*WORK INSTRUCTION:*
Whenever the word "JSON" turns up in a line of the data below, copy that line.

Start of SOURCE DATA

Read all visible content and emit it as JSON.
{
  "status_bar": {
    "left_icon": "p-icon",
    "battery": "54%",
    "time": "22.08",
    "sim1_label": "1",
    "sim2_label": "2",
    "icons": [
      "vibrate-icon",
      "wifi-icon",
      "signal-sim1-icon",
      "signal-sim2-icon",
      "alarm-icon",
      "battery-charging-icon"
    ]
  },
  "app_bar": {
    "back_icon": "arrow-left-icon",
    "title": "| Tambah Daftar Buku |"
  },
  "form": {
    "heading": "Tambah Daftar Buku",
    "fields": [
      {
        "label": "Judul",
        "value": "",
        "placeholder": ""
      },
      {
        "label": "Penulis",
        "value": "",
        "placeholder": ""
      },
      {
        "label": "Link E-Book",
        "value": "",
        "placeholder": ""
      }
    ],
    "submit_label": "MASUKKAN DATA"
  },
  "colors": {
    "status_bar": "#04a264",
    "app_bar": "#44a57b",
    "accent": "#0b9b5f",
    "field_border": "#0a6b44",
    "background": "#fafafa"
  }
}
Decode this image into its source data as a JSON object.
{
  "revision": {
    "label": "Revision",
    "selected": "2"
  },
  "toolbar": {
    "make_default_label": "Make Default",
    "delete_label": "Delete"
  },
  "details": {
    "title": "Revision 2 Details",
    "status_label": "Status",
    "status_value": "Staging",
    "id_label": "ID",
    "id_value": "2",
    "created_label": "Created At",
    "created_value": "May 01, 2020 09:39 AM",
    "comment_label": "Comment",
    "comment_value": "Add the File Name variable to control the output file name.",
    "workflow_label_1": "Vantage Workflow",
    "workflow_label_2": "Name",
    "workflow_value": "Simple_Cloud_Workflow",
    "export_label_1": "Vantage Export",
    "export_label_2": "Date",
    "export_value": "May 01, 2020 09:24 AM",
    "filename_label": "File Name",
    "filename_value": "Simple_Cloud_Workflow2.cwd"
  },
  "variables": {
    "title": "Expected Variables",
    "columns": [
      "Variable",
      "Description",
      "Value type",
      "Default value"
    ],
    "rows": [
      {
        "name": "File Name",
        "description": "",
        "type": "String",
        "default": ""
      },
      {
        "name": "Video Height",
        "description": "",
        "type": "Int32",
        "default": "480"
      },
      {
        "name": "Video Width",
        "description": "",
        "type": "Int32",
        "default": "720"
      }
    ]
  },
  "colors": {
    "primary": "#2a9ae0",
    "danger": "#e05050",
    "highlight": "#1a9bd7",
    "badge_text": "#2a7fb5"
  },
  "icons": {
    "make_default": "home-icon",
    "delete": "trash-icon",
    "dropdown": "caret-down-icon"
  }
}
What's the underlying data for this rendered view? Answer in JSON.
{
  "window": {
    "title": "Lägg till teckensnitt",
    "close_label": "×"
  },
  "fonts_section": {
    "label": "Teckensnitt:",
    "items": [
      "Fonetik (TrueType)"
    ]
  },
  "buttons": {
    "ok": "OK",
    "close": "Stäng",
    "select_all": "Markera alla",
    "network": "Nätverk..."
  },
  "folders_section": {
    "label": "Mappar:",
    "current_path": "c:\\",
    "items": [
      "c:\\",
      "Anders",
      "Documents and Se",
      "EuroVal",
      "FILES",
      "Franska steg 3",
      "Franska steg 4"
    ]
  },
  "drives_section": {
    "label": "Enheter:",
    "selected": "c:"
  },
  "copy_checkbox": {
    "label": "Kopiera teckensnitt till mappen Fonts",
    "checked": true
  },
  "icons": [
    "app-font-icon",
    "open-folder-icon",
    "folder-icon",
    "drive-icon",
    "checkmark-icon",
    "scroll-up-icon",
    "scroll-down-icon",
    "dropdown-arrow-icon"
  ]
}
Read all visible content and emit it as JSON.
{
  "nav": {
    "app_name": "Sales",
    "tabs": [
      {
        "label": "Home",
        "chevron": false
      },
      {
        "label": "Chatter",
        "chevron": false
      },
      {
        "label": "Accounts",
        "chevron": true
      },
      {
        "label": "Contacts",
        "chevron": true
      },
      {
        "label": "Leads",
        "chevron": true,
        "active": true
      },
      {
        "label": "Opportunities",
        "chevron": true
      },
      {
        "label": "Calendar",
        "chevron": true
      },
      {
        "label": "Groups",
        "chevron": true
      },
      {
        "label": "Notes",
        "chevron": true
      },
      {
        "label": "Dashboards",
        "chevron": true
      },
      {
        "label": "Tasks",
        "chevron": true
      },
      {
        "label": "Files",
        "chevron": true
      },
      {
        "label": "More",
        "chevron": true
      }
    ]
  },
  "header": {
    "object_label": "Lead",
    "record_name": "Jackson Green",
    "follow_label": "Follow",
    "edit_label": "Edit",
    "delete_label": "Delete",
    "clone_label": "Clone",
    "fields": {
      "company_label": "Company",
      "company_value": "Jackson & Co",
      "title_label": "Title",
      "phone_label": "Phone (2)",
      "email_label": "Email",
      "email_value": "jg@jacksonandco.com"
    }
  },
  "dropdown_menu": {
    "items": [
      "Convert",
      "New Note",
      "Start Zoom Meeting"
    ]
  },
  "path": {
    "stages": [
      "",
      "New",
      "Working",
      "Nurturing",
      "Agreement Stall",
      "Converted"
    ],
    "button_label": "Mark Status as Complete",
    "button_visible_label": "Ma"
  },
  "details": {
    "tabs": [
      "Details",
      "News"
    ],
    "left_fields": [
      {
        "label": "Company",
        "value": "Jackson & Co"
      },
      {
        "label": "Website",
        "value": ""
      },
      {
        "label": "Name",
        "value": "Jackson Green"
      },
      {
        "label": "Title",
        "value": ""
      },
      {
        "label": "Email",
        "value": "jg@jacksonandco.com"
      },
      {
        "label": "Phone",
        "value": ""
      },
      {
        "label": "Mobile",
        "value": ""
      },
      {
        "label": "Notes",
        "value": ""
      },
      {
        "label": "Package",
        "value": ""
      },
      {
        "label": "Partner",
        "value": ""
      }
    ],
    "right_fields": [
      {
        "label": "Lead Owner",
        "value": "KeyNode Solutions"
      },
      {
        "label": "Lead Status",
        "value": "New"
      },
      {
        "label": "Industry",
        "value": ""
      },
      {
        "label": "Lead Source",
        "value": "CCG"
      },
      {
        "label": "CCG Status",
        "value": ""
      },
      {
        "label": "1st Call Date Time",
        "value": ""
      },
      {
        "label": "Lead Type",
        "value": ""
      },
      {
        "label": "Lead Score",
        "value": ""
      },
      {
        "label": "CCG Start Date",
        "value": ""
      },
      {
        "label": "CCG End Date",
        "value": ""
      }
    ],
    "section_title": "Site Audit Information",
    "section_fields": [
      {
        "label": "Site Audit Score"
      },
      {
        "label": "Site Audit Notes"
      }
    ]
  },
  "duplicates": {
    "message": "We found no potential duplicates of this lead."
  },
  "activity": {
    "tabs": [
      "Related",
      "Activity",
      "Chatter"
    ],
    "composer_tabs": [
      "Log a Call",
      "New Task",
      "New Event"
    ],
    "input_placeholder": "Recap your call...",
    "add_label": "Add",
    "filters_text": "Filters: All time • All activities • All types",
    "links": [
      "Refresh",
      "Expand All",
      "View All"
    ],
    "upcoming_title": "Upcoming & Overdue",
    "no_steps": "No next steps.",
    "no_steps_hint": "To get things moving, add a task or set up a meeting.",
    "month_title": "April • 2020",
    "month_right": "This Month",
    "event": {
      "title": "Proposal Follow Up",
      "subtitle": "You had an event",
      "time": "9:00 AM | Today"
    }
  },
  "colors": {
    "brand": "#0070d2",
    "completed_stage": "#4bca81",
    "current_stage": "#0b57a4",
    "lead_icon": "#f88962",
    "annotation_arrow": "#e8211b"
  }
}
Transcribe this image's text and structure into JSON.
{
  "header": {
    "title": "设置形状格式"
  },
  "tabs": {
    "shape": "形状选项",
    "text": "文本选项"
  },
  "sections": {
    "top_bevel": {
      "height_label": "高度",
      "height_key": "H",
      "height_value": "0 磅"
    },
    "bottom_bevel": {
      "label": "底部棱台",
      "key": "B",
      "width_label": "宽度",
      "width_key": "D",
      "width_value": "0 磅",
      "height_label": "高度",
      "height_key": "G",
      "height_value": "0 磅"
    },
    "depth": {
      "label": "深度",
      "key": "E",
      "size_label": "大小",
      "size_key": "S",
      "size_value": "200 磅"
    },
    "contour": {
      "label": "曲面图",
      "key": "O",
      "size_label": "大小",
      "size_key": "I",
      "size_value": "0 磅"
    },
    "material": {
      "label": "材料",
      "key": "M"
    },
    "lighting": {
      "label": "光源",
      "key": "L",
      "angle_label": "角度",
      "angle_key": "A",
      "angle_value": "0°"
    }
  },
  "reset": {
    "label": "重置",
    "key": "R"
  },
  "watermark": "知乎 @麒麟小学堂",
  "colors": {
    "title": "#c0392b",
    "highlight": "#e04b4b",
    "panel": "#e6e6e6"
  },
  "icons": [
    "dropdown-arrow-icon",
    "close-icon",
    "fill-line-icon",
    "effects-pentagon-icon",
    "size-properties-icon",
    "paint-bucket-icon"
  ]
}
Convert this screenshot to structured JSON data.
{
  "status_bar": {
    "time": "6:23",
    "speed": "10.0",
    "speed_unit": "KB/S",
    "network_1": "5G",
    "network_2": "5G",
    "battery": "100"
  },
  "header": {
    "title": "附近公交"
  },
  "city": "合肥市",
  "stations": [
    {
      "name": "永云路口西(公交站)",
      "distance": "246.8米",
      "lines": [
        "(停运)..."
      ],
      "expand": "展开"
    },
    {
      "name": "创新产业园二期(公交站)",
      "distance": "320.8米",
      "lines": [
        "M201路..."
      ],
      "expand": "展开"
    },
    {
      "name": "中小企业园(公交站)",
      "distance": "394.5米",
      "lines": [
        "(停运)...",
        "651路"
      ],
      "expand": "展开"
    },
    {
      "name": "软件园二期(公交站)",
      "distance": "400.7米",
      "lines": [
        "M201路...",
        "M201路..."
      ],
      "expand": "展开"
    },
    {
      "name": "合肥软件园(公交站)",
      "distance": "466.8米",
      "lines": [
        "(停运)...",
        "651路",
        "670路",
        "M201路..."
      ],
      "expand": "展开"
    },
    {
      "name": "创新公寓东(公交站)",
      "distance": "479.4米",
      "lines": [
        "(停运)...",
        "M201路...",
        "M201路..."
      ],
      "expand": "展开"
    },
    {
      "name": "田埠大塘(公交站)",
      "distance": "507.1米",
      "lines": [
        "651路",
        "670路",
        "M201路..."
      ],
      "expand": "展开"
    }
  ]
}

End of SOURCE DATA

*EXPECTED ANSWER:*
Read all visible content and emit it as JSON.
Decode this image into its source data as a JSON object.
What's the underlying data for this rendered view? Answer in JSON.
Read all visible content and emit it as JSON.
Transcribe this image's text and structure into JSON.
Convert this screenshot to structured JSON data.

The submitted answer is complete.